More numbers...

  1. In Text: If a number opens a sentence in the body text of your document, it should be expressed in words, not digits. In the body text, numbers up to ten are generally written as words and larger numbers written using digits. However, if a text (sentence or paragraph) has some small numbers and some larger ones, all numbers should be written with digits. Examples:

  2.   “There were ten questions on the questionnaire.”

  3.   “One group had 9 participants, the other 21 participants.”

  4. Fractions should be written using the slash “/” symbol.

  5. Decimal numbers should use a full stop “.” as decimal marker. (Note that the Bureau International des Poids et Mesures (BIPM) proposes either a comma (“,”) or a point (“.”) be used for this purpose. Scientific English language journals generally use the decimal point.) Decimal numbers between +1 and –1 should be preceded by a zero. Thus, “0.35”, not “.35”.
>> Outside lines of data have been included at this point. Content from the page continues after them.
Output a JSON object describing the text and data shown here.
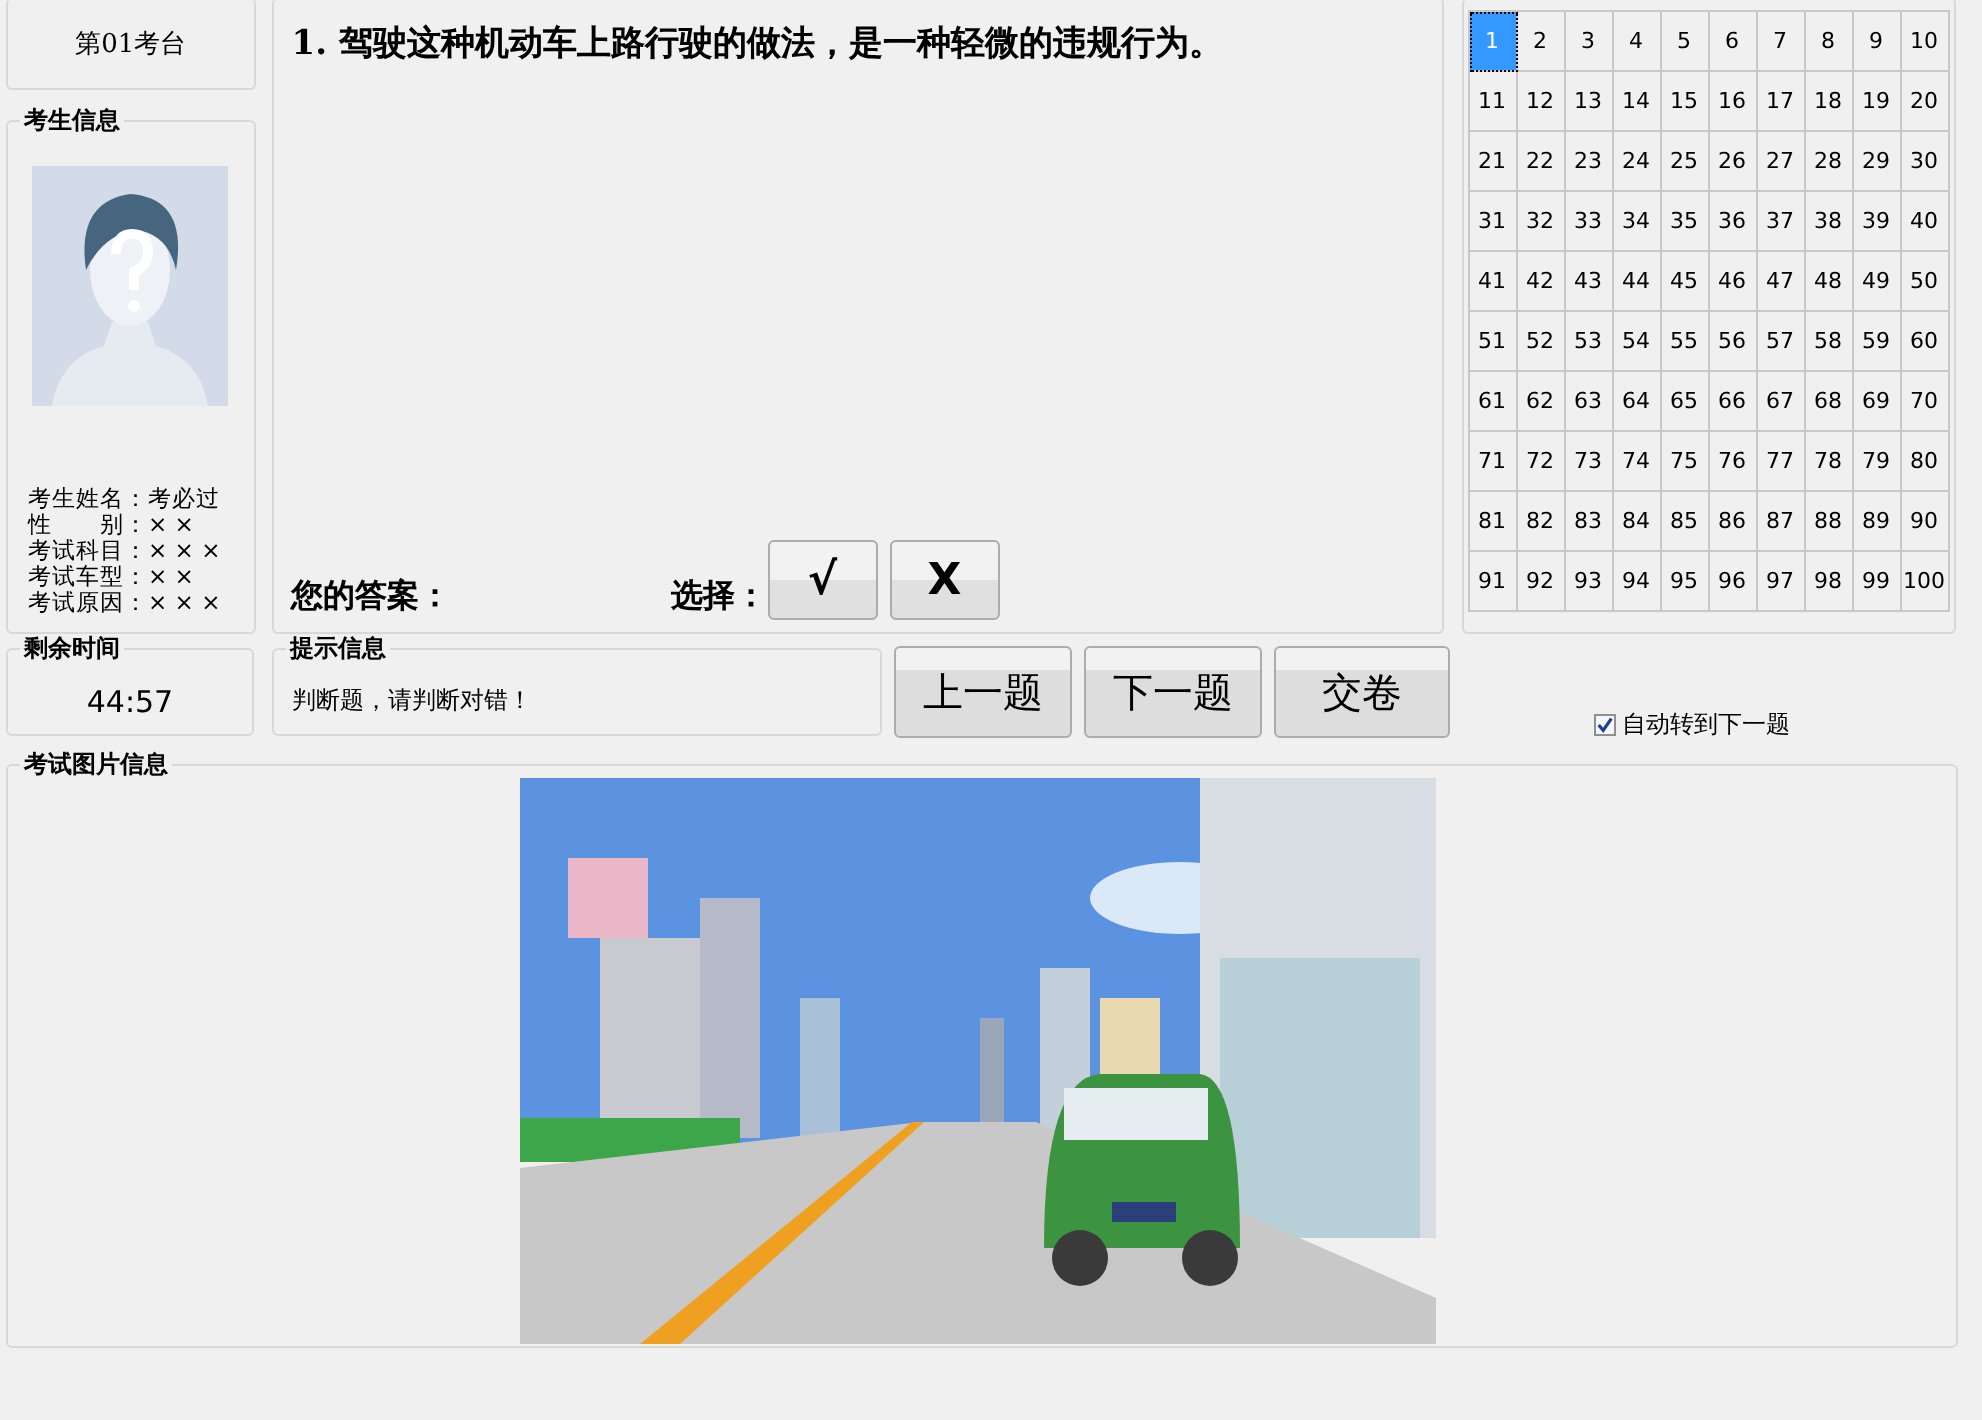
{
  "station": {
    "label": "第01考台"
  },
  "candidate": {
    "title": "考生信息",
    "fields": [
      "考生姓名：考必过",
      "性　　别：× ×",
      "考试科目：× × ×",
      "考试车型：× ×",
      "考试原因：× × ×"
    ]
  },
  "question": {
    "text": "1. 驾驶这种机动车上路行驶的做法，是一种轻微的违规行为。",
    "answer_label": "您的答案：",
    "choose_label": "选择：",
    "choices": [
      "√",
      "X"
    ]
  },
  "answer_grid": {
    "cells": [
      {
        "label": "1",
        "selected": true
      },
      {
        "label": "2",
        "selected": false
      },
      {
        "label": "3",
        "selected": false
      },
      {
        "label": "4",
        "selected": false
      },
      {
        "label": "5",
        "selected": false
      },
      {
        "label": "6",
        "selected": false
      },
      {
        "label": "7",
        "selected": false
      },
      {
        "label": "8",
        "selected": false
      },
      {
        "label": "9",
        "selected": false
      },
      {
        "label": "10",
        "selected": false
      },
      {
        "label": "11",
        "selected": false
      },
      {
        "label": "12",
        "selected": false
      },
      {
        "label": "13",
        "selected": false
      },
      {
        "label": "14",
        "selected": false
      },
      {
        "label": "15",
        "selected": false
      },
      {
        "label": "16",
        "selected": false
      },
      {
        "label": "17",
        "selected": false
      },
      {
        "label": "18",
        "selected": false
      },
      {
        "label": "19",
        "selected": false
      },
      {
        "label": "20",
        "selected": false
      },
      {
        "label": "21",
        "selected": false
      },
      {
        "label": "22",
        "selected": false
      },
      {
        "label": "23",
        "selected": false
      },
      {
        "label": "24",
        "selected": false
      },
      {
        "label": "25",
        "selected": false
      },
      {
        "label": "26",
        "selected": false
      },
      {
        "label": "27",
        "selected": false
      },
      {
        "label": "28",
        "selected": false
      },
      {
        "label": "29",
        "selected": false
      },
      {
        "label": "30",
        "selected": false
      },
      {
        "label": "31",
        "selected": false
      },
      {
        "label": "32",
        "selected": false
      },
      {
        "label": "33",
        "selected": false
      },
      {
        "label": "34",
        "selected": false
      },
      {
        "label": "35",
        "selected": false
      },
      {
        "label": "36",
        "selected": false
      },
      {
        "label": "37",
        "selected": false
      },
      {
        "label": "38",
        "selected": false
      },
      {
        "label": "39",
        "selected": false
      },
      {
        "label": "40",
        "selected": false
      },
      {
        "label": "41",
        "selected": false
      },
      {
        "label": "42",
        "selected": false
      },
      {
        "label": "43",
        "selected": false
      },
      {
        "label": "44",
        "selected": false
      },
      {
        "label": "45",
        "selected": false
      },
      {
        "label": "46",
        "selected": false
      },
      {
        "label": "47",
        "selected": false
      },
      {
        "label": "48",
        "selected": false
      },
      {
        "label": "49",
        "selected": false
      },
      {
        "label": "50",
        "selected": false
      },
      {
        "label": "51",
        "selected": false
      },
      {
        "label": "52",
        "selected": false
      },
      {
        "label": "53",
        "selected": false
      },
      {
        "label": "54",
        "selected": false
      },
      {
        "label": "55",
        "selected": false
      },
      {
        "label": "56",
        "selected": false
      },
      {
        "label": "57",
        "selected": false
      },
      {
        "label": "58",
        "selected": false
      },
      {
        "label": "59",
        "selected": false
      },
      {
        "label": "60",
        "selected": false
      },
      {
        "label": "61",
        "selected": false
      },
      {
        "label": "62",
        "selected": false
      },
      {
        "label": "63",
        "selected": false
      },
      {
        "label": "64",
        "selected": false
      },
      {
        "label": "65",
        "selected": false
      },
      {
        "label": "66",
        "selected": false
      },
      {
        "label": "67",
        "selected": false
      },
      {
        "label": "68",
        "selected": false
      },
      {
        "label": "69",
        "selected": false
      },
      {
        "label": "70",
        "selected": false
      },
      {
        "label": "71",
        "selected": false
      },
      {
        "label": "72",
        "selected": false
      },
      {
        "label": "73",
        "selected": false
      },
      {
        "label": "74",
        "selected": false
      },
      {
        "label": "75",
        "selected": false
      },
      {
        "label": "76",
        "selected": false
      },
      {
        "label": "77",
        "selected": false
      },
      {
        "label": "78",
        "selected": false
      },
      {
        "label": "79",
        "selected": false
      },
      {
        "label": "80",
        "selected": false
      },
      {
        "label": "81",
        "selected": false
      },
      {
        "label": "82",
        "selected": false
      },
      {
        "label": "83",
        "selected": false
      },
      {
        "label": "84",
        "selected": false
      },
      {
        "label": "85",
        "selected": false
      },
      {
        "label": "86",
        "selected": false
      },
      {
        "label": "87",
        "selected": false
      },
      {
        "label": "88",
        "selected": false
      },
      {
        "label": "89",
        "selected": false
      },
      {
        "label": "90",
        "selected": false
      },
      {
        "label": "91",
        "selected": false
      },
      {
        "label": "92",
        "selected": false
      },
      {
        "label": "93",
        "selected": false
      },
      {
        "label": "94",
        "selected": false
      },
      {
        "label": "95",
        "selected": false
      },
      {
        "label": "96",
        "selected": false
      },
      {
        "label": "97",
        "selected": false
      },
      {
        "label": "98",
        "selected": false
      },
      {
        "label": "99",
        "selected": false
      },
      {
        "label": "100",
        "selected": false
      }
    ]
  },
  "timer": {
    "title": "剩余时间",
    "value": "44:57"
  },
  "hint": {
    "title": "提示信息",
    "text": "判断题，请判断对错！"
  },
  "nav_buttons": [
    "上一题",
    "下一题",
    "交卷"
  ],
  "auto_next": {
    "label": "自动转到下一题",
    "checked": true
  },
  "picture": {
    "title": "考试图片信息"
  }
}
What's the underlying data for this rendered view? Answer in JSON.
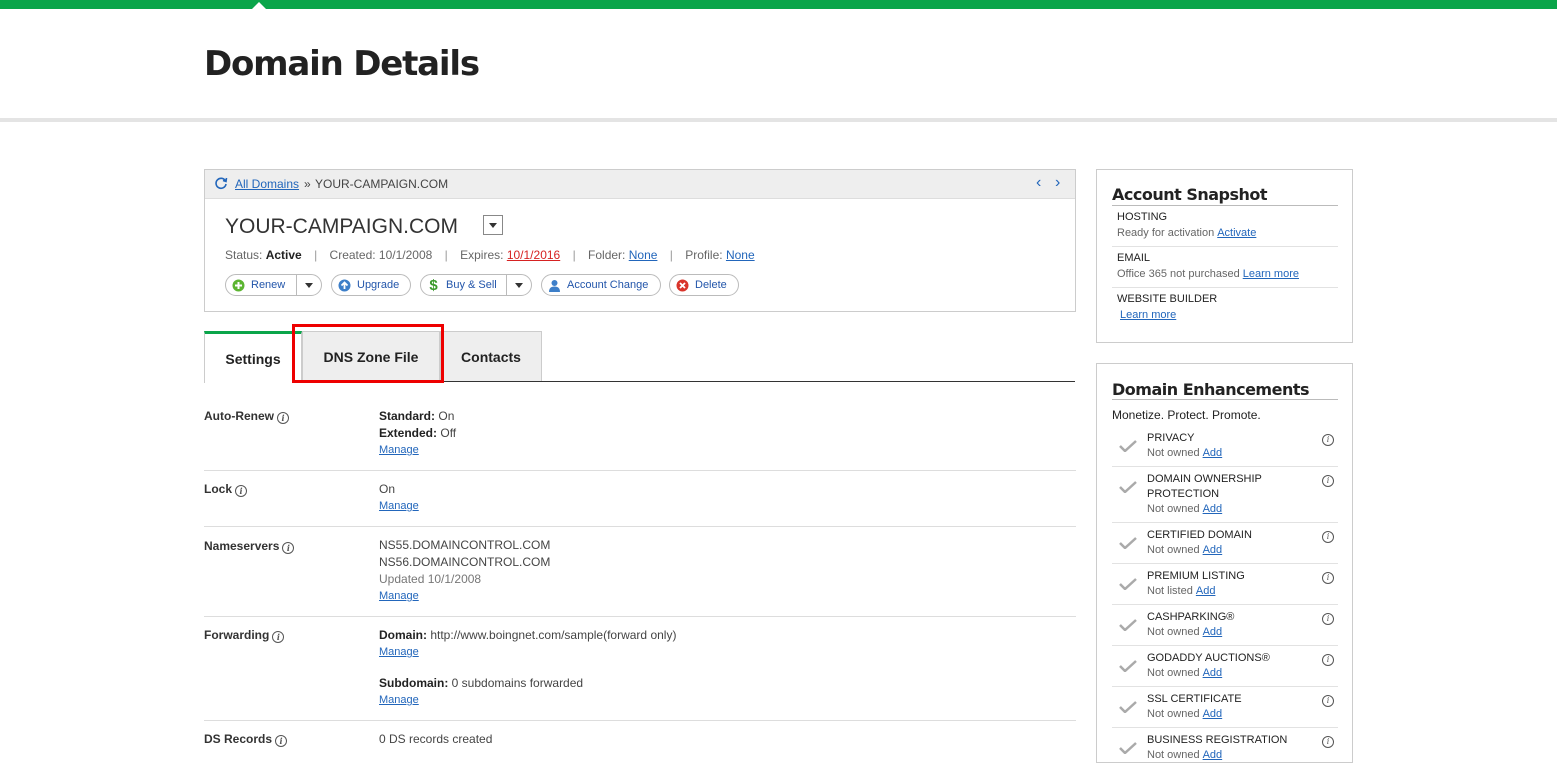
{
  "header": {
    "title": "Domain Details"
  },
  "breadcrumb": {
    "all_domains": "All Domains",
    "separator": "»",
    "current": "YOUR-CAMPAIGN.COM"
  },
  "domain": {
    "name": "YOUR-CAMPAIGN.COM",
    "status_label": "Status:",
    "status": "Active",
    "created_label": "Created:",
    "created": "10/1/2008",
    "expires_label": "Expires:",
    "expires": "10/1/2016",
    "folder_label": "Folder:",
    "folder": "None",
    "profile_label": "Profile:",
    "profile": "None"
  },
  "actions": {
    "renew": "Renew",
    "upgrade": "Upgrade",
    "buy_sell": "Buy & Sell",
    "account_change": "Account Change",
    "delete": "Delete"
  },
  "tabs": {
    "settings": "Settings",
    "dns": "DNS Zone File",
    "contacts": "Contacts"
  },
  "settings": {
    "manage": "Manage",
    "autorenew": {
      "label": "Auto-Renew",
      "standard_label": "Standard:",
      "standard": "On",
      "extended_label": "Extended:",
      "extended": "Off"
    },
    "lock": {
      "label": "Lock",
      "value": "On"
    },
    "nameservers": {
      "label": "Nameservers",
      "ns1": "NS55.DOMAINCONTROL.COM",
      "ns2": "NS56.DOMAINCONTROL.COM",
      "updated": "Updated 10/1/2008"
    },
    "forwarding": {
      "label": "Forwarding",
      "domain_label": "Domain:",
      "domain_value": "http://www.boingnet.com/sample(forward only)",
      "subdomain_label": "Subdomain:",
      "subdomain_value": "0 subdomains forwarded"
    },
    "ds": {
      "label": "DS Records",
      "value": "0 DS records created"
    }
  },
  "snapshot": {
    "title": "Account Snapshot",
    "hosting": {
      "title": "HOSTING",
      "sub": "Ready for activation",
      "link": "Activate"
    },
    "email": {
      "title": "EMAIL",
      "sub": "Office 365 not purchased",
      "link": "Learn more"
    },
    "builder": {
      "title": "WEBSITE BUILDER",
      "link": "Learn more"
    }
  },
  "enhancements": {
    "title": "Domain Enhancements",
    "tagline": "Monetize. Protect. Promote.",
    "add": "Add",
    "items": [
      {
        "title": "PRIVACY",
        "status": "Not owned"
      },
      {
        "title": "DOMAIN OWNERSHIP PROTECTION",
        "status": "Not owned"
      },
      {
        "title": "CERTIFIED DOMAIN",
        "status": "Not owned"
      },
      {
        "title": "PREMIUM LISTING",
        "status": "Not listed"
      },
      {
        "title": "CASHPARKING®",
        "status": "Not owned"
      },
      {
        "title": "GODADDY AUCTIONS®",
        "status": "Not owned"
      },
      {
        "title": "SSL CERTIFICATE",
        "status": "Not owned"
      },
      {
        "title": "BUSINESS REGISTRATION",
        "status": "Not owned"
      }
    ]
  },
  "colors": {
    "brand_green": "#0aa54a",
    "link_blue": "#2266bb",
    "expire_red": "#d62222",
    "highlight_red": "#ee0000"
  }
}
  6. Large numbers (>999) generally separate groups of three digits by a space to avoid confusion concerning the decimal point or decimal comma. Thus, “10 987”  rather than “10,987” but “10,987” would be more common in a non-scientific text in English. If possible, a non-breaking space (available in most word processors) should be used when writing numbers, to prevent such a number being split over two lines. Four digit numbers in the range 1000 to 9999 are often written without a space but in tabulations where there are some numbers with more than four digits, spaces should be used to preserve alignment of columns.

  7. Groups of numbers that succeed each other in the text should be separated with a comma:

  8.   “In 2005, 21 people were examined.”